Give all the lines below again, exactly, with no pictures.

:: Material provided ::

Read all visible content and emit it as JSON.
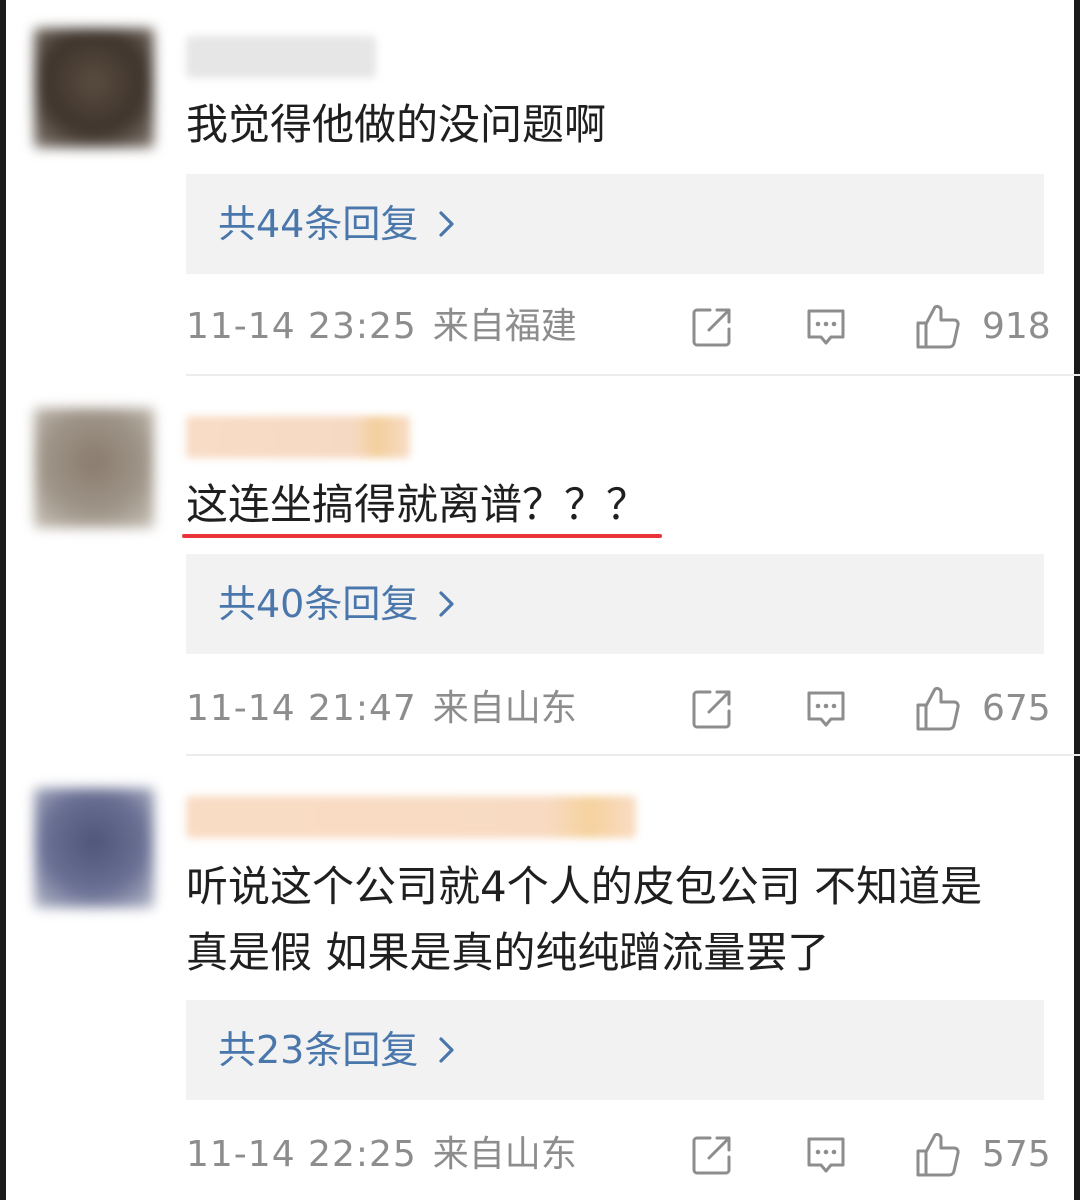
{
  "comments": [
    {
      "text": "我觉得他做的没问题啊",
      "reply_label": "共44条回复",
      "time": "11-14 23:25",
      "location": "来自福建",
      "likes": "918",
      "avatar_color": "#4a3f36",
      "name_color": "#e4e4e4"
    },
    {
      "text": "这连坐搞得就离谱？？？",
      "reply_label": "共40条回复",
      "time": "11-14 21:47",
      "location": "来自山东",
      "likes": "675",
      "avatar_color": "#8e8478",
      "name_color": "#f7dcc4"
    },
    {
      "text_line1": "听说这个公司就4个人的皮包公司 不知道是",
      "text_line2": "真是假 如果是真的纯纯蹭流量罢了",
      "reply_label": "共23条回复",
      "time": "11-14 22:25",
      "location": "来自山东",
      "likes": "575",
      "avatar_color": "#5e6688",
      "name_color": "#f8dcc2"
    }
  ],
  "icons": [
    "share-icon",
    "comment-icon",
    "thumbs-up-icon",
    "chevron-right-icon"
  ],
  "colors": {
    "link": "#4a77ab",
    "meta": "#8d8d8d",
    "text": "#1f1f1f",
    "reply_bg": "#f2f2f2",
    "highlight_underline": "#e8343a"
  }
}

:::

§ Answer space:
Read all visible content and emit it as JSON.
{
  "comments": [
    {
      "text": "我觉得他做的没问题啊",
      "reply_label": "共44条回复",
      "time": "11-14 23:25",
      "location": "来自福建",
      "likes": "918",
      "avatar_color": "#4a3f36",
      "name_color": "#e4e4e4"
    },
    {
      "text": "这连坐搞得就离谱？？？",
      "reply_label": "共40条回复",
      "time": "11-14 21:47",
      "location": "来自山东",
      "likes": "675",
      "avatar_color": "#8e8478",
      "name_color": "#f7dcc4"
    },
    {
      "text_line1": "听说这个公司就4个人的皮包公司 不知道是",
      "text_line2": "真是假 如果是真的纯纯蹭流量罢了",
      "reply_label": "共23条回复",
      "time": "11-14 22:25",
      "location": "来自山东",
      "likes": "575",
      "avatar_color": "#5e6688",
      "name_color": "#f8dcc2"
    }
  ],
  "icons": [
    "share-icon",
    "comment-icon",
    "thumbs-up-icon",
    "chevron-right-icon"
  ],
  "colors": {
    "link": "#4a77ab",
    "meta": "#8d8d8d",
    "text": "#1f1f1f",
    "reply_bg": "#f2f2f2",
    "highlight_underline": "#e8343a"
  }
}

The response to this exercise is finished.